Common Name of Genus: Arrow Tearthumb
Family:
Polygonaceae  


Entry Author:  C.  Westring
Description:  Weak-stemmed sprawling annual that uses backward-pointing hooks on the stem and leaves to help it climb over other plants.  This plant's name comes from these hooks which are stiff enough to break skin
Leaves: 
Simple, narrowly arrowhead-shaped leaves, pointed at the tip, with a pair of pointed lobes at the base, smooth, up to 7-8 cm long
Flowers: 
Up to 12 flowers in small, rounded clusters.  Flowers are pink or white, with 5 sepals
Seeds: 
Achenes triangular, black-brown, and shiny
Stem:  Sprawling or climbing, with numerous stiff, downward-pointing hairs
Branching Pattern:
   Alternate
Height:  0.6 to 1.2 meters
Conditions/Habitat/Kind of Forest:  Marshes, wet thickets, and along streams
Range:  Throughout North America from Newfoundland to Northwest Territory, south to Florida
Conservation Status-US/ World Wide:  Not threatened
Uses (Human):  There are no known edible uses but the plant may sometimes be used in the treatment of nephritic colic, relieving the pains caused by gravel

References:

Aquatic and Wetland Vascular Plants of the Northern Great Plains.  February 23, 2005.  Northern Prairie Wildlife Research Center.  Accessed:  January 20, 2006. <http://www.npwrc.usgs.gov/resource/othrdata/plntguid/species/polysagi.htm>

Connecticut Wildflowers.  January 20, 2006.  Connecticut Botanical Society.  Accessed:  January 20, 2006. <http://www.ct-botanical-society.org/galleries/polygonumsagi.html>

Plants for a Future.  June 2004.  Accessed: January 20, 2006.  <http://www.pfaf.org/database/plants.php?Polygonum+sagittatum>

The Pennsylvania Flora Project.  Botany Department, Morris Arboretum of the University of Pennsylvania.  Accessed:  January 20, 2006. <http://www.paflora.org/Web3/Searchbyplantname_detail.asp?key=2121&itemNumber=0>

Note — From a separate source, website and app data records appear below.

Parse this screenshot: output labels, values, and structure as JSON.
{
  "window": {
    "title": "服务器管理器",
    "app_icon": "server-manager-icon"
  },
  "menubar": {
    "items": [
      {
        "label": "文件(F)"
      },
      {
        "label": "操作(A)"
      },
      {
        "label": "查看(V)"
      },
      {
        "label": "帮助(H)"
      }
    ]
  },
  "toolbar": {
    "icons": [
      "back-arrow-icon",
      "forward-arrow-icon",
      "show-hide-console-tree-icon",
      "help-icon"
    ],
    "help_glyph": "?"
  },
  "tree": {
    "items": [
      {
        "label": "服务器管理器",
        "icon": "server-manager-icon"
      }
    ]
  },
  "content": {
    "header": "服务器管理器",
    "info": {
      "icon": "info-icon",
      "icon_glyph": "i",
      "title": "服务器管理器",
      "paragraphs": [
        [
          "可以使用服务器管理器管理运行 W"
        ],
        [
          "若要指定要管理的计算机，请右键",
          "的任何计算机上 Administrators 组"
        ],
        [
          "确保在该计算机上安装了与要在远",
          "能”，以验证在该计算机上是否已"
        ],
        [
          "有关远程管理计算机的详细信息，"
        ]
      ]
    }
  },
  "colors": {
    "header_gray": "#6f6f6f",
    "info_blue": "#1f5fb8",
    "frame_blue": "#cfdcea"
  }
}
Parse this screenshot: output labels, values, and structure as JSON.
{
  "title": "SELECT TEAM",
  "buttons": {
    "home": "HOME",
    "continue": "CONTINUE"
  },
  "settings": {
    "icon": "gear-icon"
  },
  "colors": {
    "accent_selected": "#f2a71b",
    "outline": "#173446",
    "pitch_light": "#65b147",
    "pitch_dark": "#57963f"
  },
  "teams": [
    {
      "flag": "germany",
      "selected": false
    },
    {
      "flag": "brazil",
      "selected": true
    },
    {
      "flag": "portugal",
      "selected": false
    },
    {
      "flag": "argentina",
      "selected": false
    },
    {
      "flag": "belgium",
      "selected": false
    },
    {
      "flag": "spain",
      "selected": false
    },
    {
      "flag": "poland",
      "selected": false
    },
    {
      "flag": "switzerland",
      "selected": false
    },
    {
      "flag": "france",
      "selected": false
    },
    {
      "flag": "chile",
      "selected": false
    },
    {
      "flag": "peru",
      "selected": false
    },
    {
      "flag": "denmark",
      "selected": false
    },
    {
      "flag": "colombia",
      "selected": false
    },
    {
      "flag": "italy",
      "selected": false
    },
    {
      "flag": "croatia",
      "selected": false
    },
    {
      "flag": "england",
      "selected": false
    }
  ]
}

This page was created by: C. Westring, Muhlenberg College
Last updated 01/24/06